Studying Social Traffic

Nothing has had a bigger impact on the future of the Web than social media. Seemingly overnight, everyone on the Internet was closely connected, both to one another and to all of the businesses operating in cyber space.

For Web marketers, social media provided a brand new way to engage and interact with online consumers, helping them to improve their visibility and extend their reach without spending much money (if any at all). However, one thing that website owners weren't prepared for was what to do with all of the new traffic they would be getting, and how they could analyze that data to improve their websites and social media marketing campaigns to make each of them more effective.

Establish Goals

Like any successful endeavor, the first step to leveraging social media analytics is to know what you want to get out of it and devise a plan. This means defining measureable, actionable key performance indicators (KPIs) - you should even go as far as defining specific KPIs for each social network you're on that may drive traffic to your site - and then select metrics that will translate into the context of your business and address the unique goals you've established.

Collect & Configure

Once you know what you want to look for, it's time to begin collecting and configuring your social media traffic. Start by separating your social media traffic so that you can look specifically at each site that is sending you visitors, meaning you can study Facebook, Twitter, Google+ or other traffic sources on their own. After segmenting your social traffic, you should add event tracking for social media, campaign tracking to URLs and tracking to measure interactions and responses.

To do this, optimize or adjust your existing analytics software to be social media-compliant by including social media metrics plugins, setting up social media-centric campaigns and events, reorganizing your admin dashboards and setting up email reports - or a combination of all of these. You could also add new analytics tools with more detailed social metrics, such as, SocialToo, SiteTrail and even the new Social Reports feature from Google Analytics.

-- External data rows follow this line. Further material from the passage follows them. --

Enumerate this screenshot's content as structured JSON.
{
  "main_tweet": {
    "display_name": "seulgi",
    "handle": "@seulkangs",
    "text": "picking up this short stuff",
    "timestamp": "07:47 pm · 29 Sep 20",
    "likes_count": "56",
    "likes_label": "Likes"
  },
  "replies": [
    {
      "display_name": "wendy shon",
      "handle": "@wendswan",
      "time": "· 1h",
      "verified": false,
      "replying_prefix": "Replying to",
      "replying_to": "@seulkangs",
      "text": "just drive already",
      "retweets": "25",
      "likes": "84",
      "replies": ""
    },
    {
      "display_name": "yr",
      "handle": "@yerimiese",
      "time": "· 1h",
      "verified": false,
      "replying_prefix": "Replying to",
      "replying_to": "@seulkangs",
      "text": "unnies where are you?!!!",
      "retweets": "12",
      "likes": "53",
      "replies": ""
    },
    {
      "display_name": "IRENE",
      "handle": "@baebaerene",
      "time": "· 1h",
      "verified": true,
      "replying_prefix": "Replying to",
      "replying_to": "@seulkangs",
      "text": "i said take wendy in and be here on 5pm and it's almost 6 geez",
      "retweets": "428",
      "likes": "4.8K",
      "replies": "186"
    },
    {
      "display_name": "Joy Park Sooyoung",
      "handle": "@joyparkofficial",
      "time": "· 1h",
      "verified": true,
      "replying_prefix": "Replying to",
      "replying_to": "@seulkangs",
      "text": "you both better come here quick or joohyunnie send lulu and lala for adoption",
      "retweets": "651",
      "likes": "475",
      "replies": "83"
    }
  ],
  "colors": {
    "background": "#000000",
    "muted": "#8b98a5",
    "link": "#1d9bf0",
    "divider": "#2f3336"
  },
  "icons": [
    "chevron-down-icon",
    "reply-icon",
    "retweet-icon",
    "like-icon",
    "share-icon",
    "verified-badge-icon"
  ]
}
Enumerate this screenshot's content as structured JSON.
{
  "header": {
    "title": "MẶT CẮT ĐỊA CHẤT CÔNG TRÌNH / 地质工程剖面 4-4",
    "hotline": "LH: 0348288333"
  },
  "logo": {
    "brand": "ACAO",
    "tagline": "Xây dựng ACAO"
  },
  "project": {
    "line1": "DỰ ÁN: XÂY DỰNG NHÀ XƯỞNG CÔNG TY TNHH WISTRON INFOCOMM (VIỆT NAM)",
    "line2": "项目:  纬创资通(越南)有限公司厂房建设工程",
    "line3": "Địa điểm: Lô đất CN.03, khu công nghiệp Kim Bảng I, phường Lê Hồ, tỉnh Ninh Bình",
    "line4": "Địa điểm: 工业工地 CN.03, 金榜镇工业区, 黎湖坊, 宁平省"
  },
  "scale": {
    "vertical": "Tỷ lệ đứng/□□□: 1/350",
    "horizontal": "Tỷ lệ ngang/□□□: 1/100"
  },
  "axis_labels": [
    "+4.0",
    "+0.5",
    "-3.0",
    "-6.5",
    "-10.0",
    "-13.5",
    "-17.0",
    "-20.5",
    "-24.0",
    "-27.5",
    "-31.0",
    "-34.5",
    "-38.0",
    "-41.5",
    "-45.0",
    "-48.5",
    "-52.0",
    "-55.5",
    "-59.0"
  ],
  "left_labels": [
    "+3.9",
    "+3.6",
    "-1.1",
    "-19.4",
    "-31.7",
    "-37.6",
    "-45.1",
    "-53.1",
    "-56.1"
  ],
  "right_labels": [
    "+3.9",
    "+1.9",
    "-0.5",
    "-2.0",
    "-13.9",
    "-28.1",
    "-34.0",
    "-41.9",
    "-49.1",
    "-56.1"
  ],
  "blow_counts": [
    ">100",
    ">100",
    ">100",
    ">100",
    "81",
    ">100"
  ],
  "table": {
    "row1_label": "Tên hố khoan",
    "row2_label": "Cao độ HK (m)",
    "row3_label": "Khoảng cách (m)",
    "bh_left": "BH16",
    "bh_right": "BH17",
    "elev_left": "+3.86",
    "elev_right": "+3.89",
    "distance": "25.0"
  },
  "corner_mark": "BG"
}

Unfortunately, there isn't really a single solution on the market right now that can provide everything you need to study your social media analytics (although they're getting closer), meaning for now, you'll have to aggregate your own analytics. Since you'll likely be dealing with a lot of loose data, gather all of it into a spreadsheet (recommended), PDF file, email or whatever system works best for you, so that you can have all of the data together in one easily accessible area.

Analyze & Evaluate

Now that you have all of this data culled together, it's time to make sense of it all. In order to best analyze and glean valuable insights from the information, you should do five things:

1. Understand the metrics you're studying
2. Examine referring traffic
3. Review your content for quality and relevance
4. Look at your share of voice
5. Track the total size of your social communities and engagement numbers

Social media presents a number of new types of metrics that are foreign to traditional website analytics. This can include quantitative data (likes, rewteets or page views), profile data (followers, fans), qualitative data (user information, comment/response sentiments), loyalty data (brand mentions, comment content) and activity data (post views, interactions and interaction times, tweet/post structure and CTR, number of clicks and much more). If you want any of this to mean anything, you need to have an idea of what each metric is telling you and how that information impacts your goals; and don't forget, a lot of social media data is anecdotal, meaning it can't be easily measured in the same way as data like CTRs or time-on-site.

Paying attention to your referring traffic from specific social media sources lets you see which of your social media properties are most valuable in terms of sending visitors to your site. This allows you to discover the social media campaigns that are most effective, while also highlighting those that could use a little more work.

But after you've looked at where the visitors come from, it's important to look at the quality and relevance of the content you use in your social media marketing campaigns to see what kind of impact it has on driving traffic to your site. You can do this by separately monitoring the page views for a specific type of content; the number of visitors to each page, how much time they spend on it and which social avenues it appeared on are all good indicators of what users on different social networks are interested in, which can help you post the most relevant, useful content on the right social media sites to drive traffic and increase engagement.

The share of voice is the number of conversations that social media users are having about your brand and your direct competitors. You can calculate this figure by dividing the number of conversations about or mentions of your brand by the total number of conversations about your industry (tools like Radian6 and SocialMention are useful for this). This helps you assess the value of online customers and prospect interactions on social networks.

Finally, you should always keep track of the total size of your social community (or communities), as well as your engagement numbers. This allows you to monitor growth and engagement levels to uncover how successful your social efforts have been in attracting quality traffic to your site. To track this data, integrate a social CRM tool with customer data and social profiles.

Revise & Engage

Once you've collected and labored over all of that hard social media data, it's time to do something with all of your new insights! In other words, it's time to actually analyze your work.

Take the time to identify your best- and worst-performing metrics and then figure out what you can do to improve them. Is the content you're posting engaging enough? Are you posting too often? Do you respond to users fast enough? Is one type of content more successful on Facebook than Twitter, or vice versa? What kind of content are your most successful competitors posting? And, perhaps most importantly, are the goals you've set for yourself realistic and achievable?

As you answer these (and many other) questions, you should start to see patterns and solutions emerging. You'll also find out which social media sites are the most valuable to your brand. Once you know what your audience is looking for, and where they're looking for it, use that information to engage them further.